I’m all for artful storytelling that doesn’t tie everything up in a Big Fat Evangelical bow. And I’m all for telling stories about characters who may have opposing world views to the storyteller. But I wish a writer with Green’s powers would’ve lined the tragedy, not just with comedy and gusto for life, but with real hope and the conversation about the possibility of Heaven. After all, Green himself is a man of faith who presumably believes in Heaven himself. I find it curious that he would cut off the discussion with a dismissive “Heaven doesn’t probably exist” line of thinking. Yeah, obviously, having co-written a book about Heaven, I’m a booster! Not that Heaven needs me to boost it… But Green could have been so artful, so honest in his explorations of the afterlife; instead, he just slammed the door with “This is all we get.” Weird. I don’t have his gifts, but if I had written Hazel and Gus into being, I would have had them talk about what would happen after their lives ended.
Would they both be going, or just one of them?
If not Heaven, where to?
What would it be like there?
Were they afraid of the afterlife?
Not every dying person wants to have these conversations. But Hazel and Gus seem so gut-honest about everything, I believe they would have.
I wanted to scream at them through the rabbit hole of story.
“Hazel Grace! Augustus! There’s so much more out there! This isn’t all we get! You’ll have no more pain, no more stupid oxygen tank to lug around. No one will behave like Peter Van Houten, and Heaven is going to be so much more extraordinary than even Amsterdam’s canals and orange tulips and champagne!”
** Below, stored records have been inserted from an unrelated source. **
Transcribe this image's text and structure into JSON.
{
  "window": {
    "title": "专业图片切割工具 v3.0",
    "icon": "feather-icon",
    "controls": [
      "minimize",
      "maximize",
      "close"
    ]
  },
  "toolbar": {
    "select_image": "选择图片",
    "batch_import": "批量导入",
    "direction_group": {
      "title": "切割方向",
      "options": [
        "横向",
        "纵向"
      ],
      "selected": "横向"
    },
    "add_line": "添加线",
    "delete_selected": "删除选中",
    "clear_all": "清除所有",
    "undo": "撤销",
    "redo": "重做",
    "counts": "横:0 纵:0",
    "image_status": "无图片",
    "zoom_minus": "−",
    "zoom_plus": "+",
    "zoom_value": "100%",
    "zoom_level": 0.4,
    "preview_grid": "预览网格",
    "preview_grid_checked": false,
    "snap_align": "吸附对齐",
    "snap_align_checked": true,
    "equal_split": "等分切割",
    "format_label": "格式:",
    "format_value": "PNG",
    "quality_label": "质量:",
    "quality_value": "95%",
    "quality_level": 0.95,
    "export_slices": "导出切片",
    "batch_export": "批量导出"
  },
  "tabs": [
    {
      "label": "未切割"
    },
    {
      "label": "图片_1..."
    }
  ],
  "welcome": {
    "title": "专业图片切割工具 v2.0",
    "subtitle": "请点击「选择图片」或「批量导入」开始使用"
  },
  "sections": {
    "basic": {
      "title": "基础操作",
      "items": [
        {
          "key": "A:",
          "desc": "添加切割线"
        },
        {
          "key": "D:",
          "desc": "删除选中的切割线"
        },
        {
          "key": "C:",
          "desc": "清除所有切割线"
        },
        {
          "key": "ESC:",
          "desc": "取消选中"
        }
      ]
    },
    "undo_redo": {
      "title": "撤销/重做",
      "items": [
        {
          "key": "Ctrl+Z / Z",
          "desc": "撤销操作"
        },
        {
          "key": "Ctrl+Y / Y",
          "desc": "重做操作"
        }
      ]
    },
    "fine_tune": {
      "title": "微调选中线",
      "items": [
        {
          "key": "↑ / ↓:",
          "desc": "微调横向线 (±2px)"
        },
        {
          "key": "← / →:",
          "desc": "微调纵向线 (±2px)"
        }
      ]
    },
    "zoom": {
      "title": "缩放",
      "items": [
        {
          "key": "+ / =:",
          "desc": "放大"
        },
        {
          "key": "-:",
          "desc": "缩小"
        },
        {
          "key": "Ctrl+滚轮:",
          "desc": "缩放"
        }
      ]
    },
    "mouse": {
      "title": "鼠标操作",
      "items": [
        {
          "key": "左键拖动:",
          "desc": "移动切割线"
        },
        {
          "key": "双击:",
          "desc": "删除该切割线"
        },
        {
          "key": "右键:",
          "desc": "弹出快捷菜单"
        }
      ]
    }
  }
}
Yes, I’m the kind of person who yells at characters in books, especially books like this one, important and relevant to young adults, their parents, and well, everyone.
Feeling pain and loving deeply are two worthy ideas to contemplate with our kids and friends, fellow church goers and co-workers. I came away with a deeper understanding of those ideas, and they made TFIOS worth my time, money and contemplation.
Who’s seen it? Who’s read it?
What did YOU think?
What about The Gus Twist? Should Green have mentioned Heaven?
Why or why not?